German Running Machine Provides Alternative to Bicycles
FLIZ is an urban mobility unit built to make getting around on foot quicker and easier
It looks like a bicycle without the pedals. Rather than sit atop, you’re suspended underneath. It seems oddly familiar, and at the same time unsettlingly foreign.
FLIZ is an urban running machine with the appearance of a bicycle that aims to improve efficiency of travel by foot. Modeled off the first bike, the “Laufrad,” the FLIZ concept provides for “ecological mobility in overcrowded urban space.” Capitalizing on the natural power of the human gait, FLIZ (similar to the German word “flitzen” for “dash”) blends running and biking for transportation that is fast and easy on the joints.

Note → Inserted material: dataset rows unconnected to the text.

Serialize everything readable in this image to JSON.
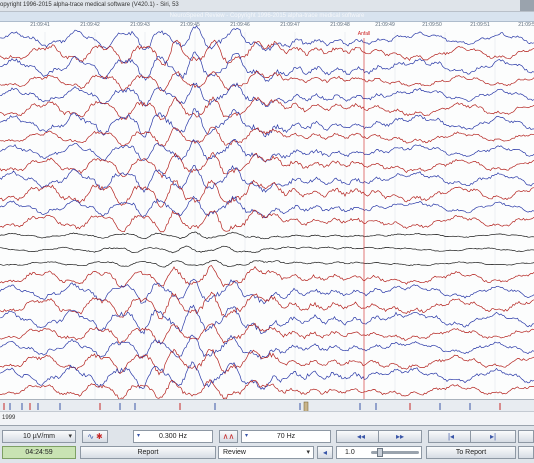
{
  "window": {
    "title": "opyright 1996-2015 alpha-trace medical software (V420.1) - Siri, 53"
  },
  "review_header": {
    "title": "NeuroSpeed Review - Copyright 1996-2015 alpha-trace medical software"
  },
  "time_axis": {
    "ticks": [
      "21:09:41",
      "21:09:42",
      "21:09:43",
      "21:09:45",
      "21:09:46",
      "21:09:47",
      "21:09:48",
      "21:09:49",
      "21:09:50",
      "21:09:51",
      "21:09:52"
    ],
    "marker_label": "Anfall"
  },
  "trace_colors": {
    "blue": "#2b3aa8",
    "red": "#b4231f",
    "black": "#1a1a1a",
    "marker": "#cc1f1f"
  },
  "channel_colors": [
    "blue",
    "red",
    "blue",
    "red",
    "blue",
    "red",
    "blue",
    "red",
    "blue",
    "red",
    "blue",
    "red",
    "blue",
    "red",
    "black",
    "black",
    "black",
    "red",
    "blue",
    "red",
    "blue",
    "red",
    "blue",
    "red",
    "blue",
    "red"
  ],
  "status": {
    "left_text": "1999"
  },
  "toolbar": {
    "sensitivity": "10 µV/mm",
    "time_display": "04:24:59",
    "low_filter": "0.300 Hz",
    "high_filter": "70 Hz",
    "report_button": "Report",
    "review_select": "Review",
    "speed_value": "1.0",
    "to_report_button": "To Report",
    "rewind_icon": "◂◂",
    "forward_icon": "▸▸",
    "first_icon": "|◂",
    "last_icon": "▸|",
    "filter_arrow": "▾"
  }
}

Built with a hand-laminated glass and carbon fiber frame, the FLIZ relies on familiar bicycle components such handlebar steering, brakes, and a similar wheelbase for stability. A 5-point harness system comfortably suspends the rider beneath the frame, with a split at the front of the frame for the rider’s head. Riders are perpetually bent forward with their hands on the handlebars, and the design is such that the frame relieves pressure on the groin while the harness evenly distributes the weight. Utilizing a gliding motion halfway between walking and running, the FLIZ helps riders take advantage of wheels to travel faster and further.
The FLIZ also has space to hang luggage on one of the two horizontal transverse frames, providing greater practicality for commuters.
An area of real promise for the FLIZ, however, is in rehabilitation and physical therapy. With easy motion and harness suspension, the FLIZ provides for a gentler means of travel that is low-impact on the joints. For those suffering restricted movement, this could become a great way to improve mobility and leg strength without the stress of running or bicycling.
While there is some promise in the design, there are also a few areas that would need to be improved before any kind of mass adoption. The main concern being safety, what with the rider’s head stuck inside the frame with little ability to move its position whilst strapped in. Naturally, it would be best to wear a helmet and only use the FLIZ in areas that are relatively flat. Still, it’s an interesting adaptation to a vehicle that has remained relatively unchanged in the last century.